Born at 2 Crown Office Row, Inner Temple. Studied at Christ's Hospital where he became friends with Samuel Taylor Coleridge. "Elia" is the pseudonym Lamb used for a series of essays he wrote for the London Magazine and then published in book form, 1821 - 33.
Charles and his sister Mary both experienced periods of insanity but Mary outclassed him. In 1796, aged 32, Mary stabbed and killed their mother with a table knife. Charles, only aged 21, rescued Mary from a life in prison by taking responsibility for her. They lived together for the rest of his life, leading a rich social life in London, moving to Edmonton in 1828.

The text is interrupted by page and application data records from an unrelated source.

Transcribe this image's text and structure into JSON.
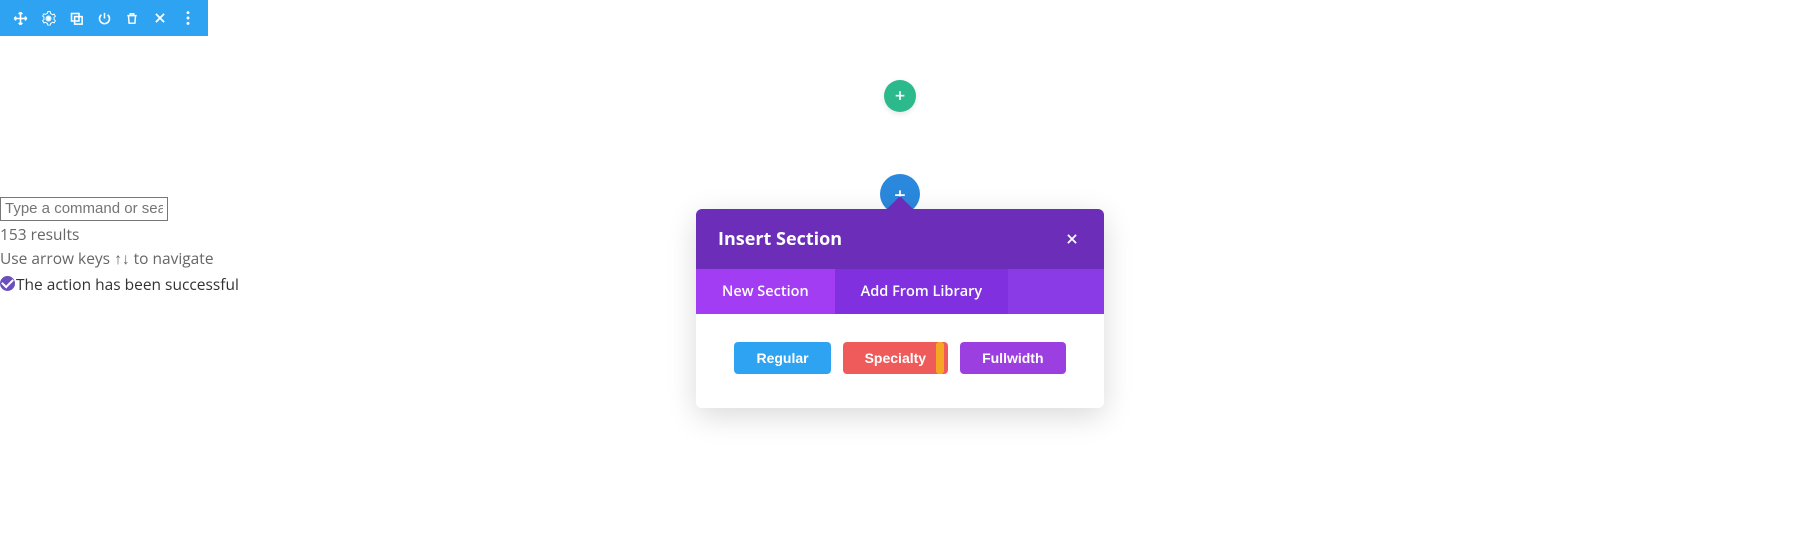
{
  "toolbar": {
    "icons": [
      "move",
      "gear",
      "duplicate",
      "power",
      "trash",
      "close",
      "more"
    ]
  },
  "add_buttons": {
    "green_plus": "+",
    "blue_plus": "+"
  },
  "palette": {
    "placeholder": "Type a command or searc",
    "results": "153 results",
    "hint": "Use arrow keys ↑↓ to navigate",
    "success": "The action has been successful"
  },
  "modal": {
    "title": "Insert Section",
    "tabs": {
      "new_section": "New Section",
      "add_from_library": "Add From Library"
    },
    "options": {
      "regular": "Regular",
      "specialty": "Specialty",
      "fullwidth": "Fullwidth"
    }
  }
}
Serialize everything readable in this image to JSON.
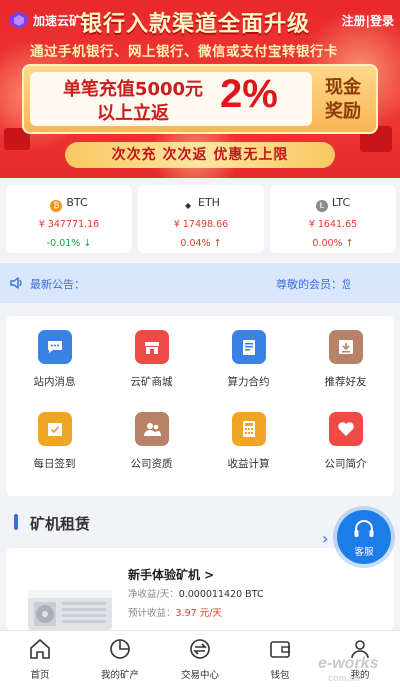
{
  "header": {
    "app_name": "加速云矿",
    "login_label": "注册|登录"
  },
  "banner": {
    "title": "银行入款渠道全面升级",
    "subtitle": "通过手机银行、网上银行、微信或支付宝转银行卡",
    "promo_line1": "单笔充值5000元",
    "promo_line2": "以上立返",
    "promo_percent": "2%",
    "promo_right_line1": "现金",
    "promo_right_line2": "奖励",
    "slogan": "次次充 次次返 优惠无上限"
  },
  "tickers": [
    {
      "symbol": "BTC",
      "price": "¥ 347771.16",
      "change": "-0.01%",
      "trend": "down",
      "icon": "bitcoin-icon",
      "color": "#f7931a"
    },
    {
      "symbol": "ETH",
      "price": "¥ 17498.66",
      "change": "0.04%",
      "trend": "up",
      "icon": "ethereum-icon",
      "color": "#333333"
    },
    {
      "symbol": "LTC",
      "price": "¥ 1641.65",
      "change": "0.00%",
      "trend": "up",
      "icon": "litecoin-icon",
      "color": "#8a8a8a"
    }
  ],
  "notice": {
    "label": "最新公告：",
    "message": "尊敬的会员：您好"
  },
  "grid": [
    {
      "label": "站内消息",
      "icon": "message-icon",
      "color": "#3b82e6"
    },
    {
      "label": "云矿商城",
      "icon": "store-icon",
      "color": "#ef4b46"
    },
    {
      "label": "算力合约",
      "icon": "contract-icon",
      "color": "#3b82e6"
    },
    {
      "label": "推荐好友",
      "icon": "recommend-icon",
      "color": "#b88268"
    },
    {
      "label": "每日签到",
      "icon": "checkin-icon",
      "color": "#f0a526"
    },
    {
      "label": "公司资质",
      "icon": "qualification-icon",
      "color": "#b88268"
    },
    {
      "label": "收益计算",
      "icon": "calculator-icon",
      "color": "#f0a526"
    },
    {
      "label": "公司简介",
      "icon": "heart-icon",
      "color": "#ef4b46"
    }
  ],
  "section": {
    "title": "矿机租赁",
    "arrow": "›"
  },
  "service": {
    "label": "客服"
  },
  "product": {
    "name": "新手体验矿机 >",
    "income_label": "净收益/天：",
    "income_value": "0.000011420 BTC",
    "estimate_label": "预计收益：",
    "estimate_value": "3.97 元/天"
  },
  "nav": [
    {
      "label": "首页",
      "icon": "home-icon"
    },
    {
      "label": "我的矿产",
      "icon": "pie-chart-icon"
    },
    {
      "label": "交易中心",
      "icon": "exchange-icon"
    },
    {
      "label": "钱包",
      "icon": "wallet-icon"
    },
    {
      "label": "我的",
      "icon": "user-icon"
    }
  ],
  "watermark": {
    "text": "e-works",
    "sub": "com.cn"
  },
  "colors": {
    "banner_red": "#e8282b",
    "accent_blue": "#3a6fd8",
    "up_red": "#e23b2b",
    "down_green": "#1aa34a"
  }
}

Prior to her fit of madness Mary had been the chief bread-winner for her family through her industry as a needlewoman. She was clever, creative, responsible, serene and sensible. However their mother always displayed a distinct preference for Charles, leaving Mary emotionally deprived since childhood. After the murder Charles swiftly had Mary confined in a private madhouse in Islington so that her insanity could be established, as a safeguard against judicial punishment. She apparently made a full recovery, of sorts, since, for the rest of her life, she suffered occasional "distempers" and thenceforth "the Lambs never left home without a straitjacket". They moved from Islington to Enfield in 1827 and to Edmonton in 1833 where Charles died at Walden's/Bay Cottage, Church Street. Mary deteriorated and died 12 years later in 1847. Both were buried in Edmonton Churchyard.